The audio work, like the visuals, is also up to the same bar as the show – since Matt Stone & Trey Parker voice just about the entire cast, the voices are all authentic. The characters that they don’t voice are authentic as well. They’ve done a great job bringing South Park to life in game form.
There are a few issues that I noticed, however. I’ve seen the framerate drop a few times – sometimes slowing to a crawl. I also noticed a character lose their walk cycle and become a stiff, sliding character.
Other than that, the game ran pretty well. The framerate cleared up just as fast as it slowed down, and a quick smack to the frozen character freed them from their frozen state.
I also love that the different status effects have their own animations. For instance, characters who are Grossed Out will fall to their knees after their turn and puke. They’ll also look nauseous while idle. Pissed Off characters look angry, Stunned characters look dizzy. Burning characters are probably my favorite. Their heads catch fire, complete with a crappy looking fire effect, and they hop around their spot, screaming and yelling for the duration of the effect.
I also loved going to Canada later in the game – much like Saints Row IV, this area was a nice nod to the games of yesteryear.
Also, when you load up a save, they even play the little jingle that happens when the show gets going. It’s a nice touch – like a new episode has started.
This depends on how much you like RPGs, and whether or not you like to try out different classes in them. With 4 classes and each class promising different gameplay strategies, you’ll have a decent amount to do. There are a decent amount of side quests that are all unique – none of the usual “Go get this item then bring it back to me x1,000” stuff, which will give you at least a few extra hours of play on your first go round – some of them can’t even be completed until you get a bit further into the main story.
Overall, there’s a bit to do here, but if you’re not the “play every class at least once” type, you may find the game lacking once you’ve completed everything.
I do like that they allow you to keep playing after the main quest is over, so you can finish up any side quests you didn’t do beforehand.
For the trophy enthusiasts, you have around one and a half, maybe 2 playthroughs to deal with. The trophies aren’t all that difficult, but some can be a bit time consuming – like finding all of the friends in South Park.

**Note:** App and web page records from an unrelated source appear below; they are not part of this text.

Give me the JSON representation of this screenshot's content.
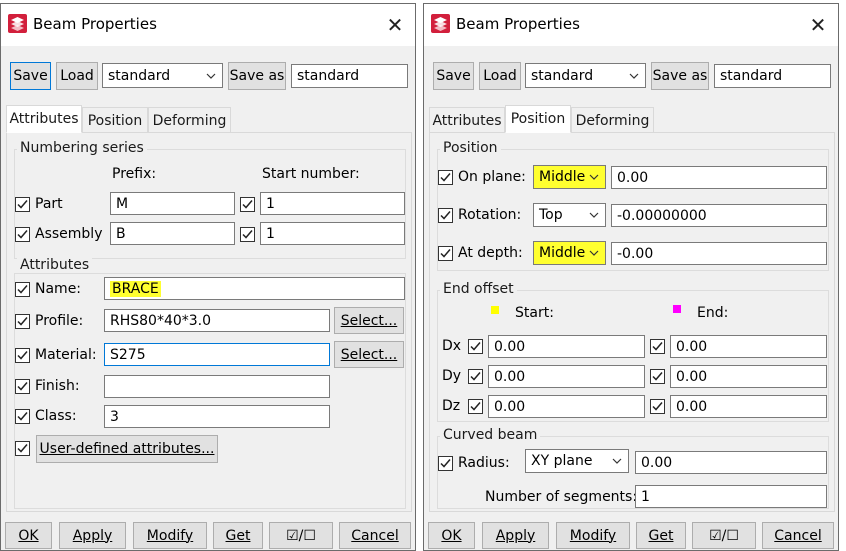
{
  "colors": {
    "highlight": "#ffff30",
    "start_marker": "#ffff00",
    "end_marker": "#ff00ff",
    "focus": "#0078d7"
  },
  "left": {
    "title": "Beam Properties",
    "close_glyph": "✕",
    "toolbar": {
      "save": "Save",
      "load": "Load",
      "preset": "standard",
      "save_as": "Save as",
      "save_as_name": "standard"
    },
    "tabs": [
      "Attributes",
      "Position",
      "Deforming"
    ],
    "numbering": {
      "title": "Numbering series",
      "prefix_header": "Prefix:",
      "start_header": "Start number:",
      "rows": [
        {
          "label": "Part",
          "prefix": "M",
          "start": "1"
        },
        {
          "label": "Assembly",
          "prefix": "B",
          "start": "1"
        }
      ]
    },
    "attributes": {
      "title": "Attributes",
      "name_label": "Name:",
      "name_value": "BRACE",
      "profile_label": "Profile:",
      "profile_value": "RHS80*40*3.0",
      "profile_select": "Select...",
      "material_label": "Material:",
      "material_value": "S275",
      "material_select": "Select...",
      "finish_label": "Finish:",
      "finish_value": "",
      "class_label": "Class:",
      "class_value": "3",
      "uda_button": "User-defined attributes..."
    },
    "bottom": {
      "ok": "OK",
      "apply": "Apply",
      "modify": "Modify",
      "get": "Get",
      "toggle": "☑/☐",
      "cancel": "Cancel"
    }
  },
  "right": {
    "title": "Beam Properties",
    "close_glyph": "✕",
    "toolbar": {
      "save": "Save",
      "load": "Load",
      "preset": "standard",
      "save_as": "Save as",
      "save_as_name": "standard"
    },
    "tabs": [
      "Attributes",
      "Position",
      "Deforming"
    ],
    "position": {
      "title": "Position",
      "on_plane_label": "On plane:",
      "on_plane_select": "Middle",
      "on_plane_value": "0.00",
      "rotation_label": "Rotation:",
      "rotation_select": "Top",
      "rotation_value": "-0.00000000",
      "depth_label": "At depth:",
      "depth_select": "Middle",
      "depth_value": "-0.00"
    },
    "end_offset": {
      "title": "End offset",
      "start_header": "Start:",
      "end_header": "End:",
      "rows": [
        {
          "label": "Dx",
          "start": "0.00",
          "end": "0.00"
        },
        {
          "label": "Dy",
          "start": "0.00",
          "end": "0.00"
        },
        {
          "label": "Dz",
          "start": "0.00",
          "end": "0.00"
        }
      ]
    },
    "curved": {
      "title": "Curved beam",
      "radius_label": "Radius:",
      "radius_select": "XY plane",
      "radius_value": "0.00",
      "segments_label": "Number of segments:",
      "segments_value": "1"
    },
    "bottom": {
      "ok": "OK",
      "apply": "Apply",
      "modify": "Modify",
      "get": "Get",
      "toggle": "☑/☐",
      "cancel": "Cancel"
    }
  }
}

This is a tough one. On the one hand, I had a lot of fun with the game. I even enjoyed the story, despite not really being that big of a South Park fan.
On the other hand – the game is a bit short, at least in terms of being an RPG. However, this is due to the fact that the game doesn’t really pad out the experience with a bunch of useless grinding. Games like Final Fantasy are long because they often force you to go back and fight a bunch of weaker enemies to level up enough to face the next boss. Or they have quests that require you to collect things from all around the huge world. South Park doesn’t do that. The worst you’ll find is a hunting mission that has you killing certain enemies around town.
Overall, for fans of South Park and RPGs in general, South Park: The Stick of Truth is a Buy. I honestly had a blast playing through the game, and will gladly play through it many more times. If you’re a South Park fan at all, and if you like good, turn-based RPG gameplay, you’d be doing yourself a disservice by skipping this title.
For those who may only have a passing fancy for South Park, I’d say at least rent the game. It’s definitely worth your time. If you aren’t a South Park fan at all, or if you’re easily offended, you may want to pass. The game is great, but the humor, as I mentioned, is very South Park. It’s not for the thin-skinned, and it’s not for the people who can’t take a joke, or laugh at really dark situations.
|Click here or on the verdict image to the left for full disclosure of what these ratings mean!|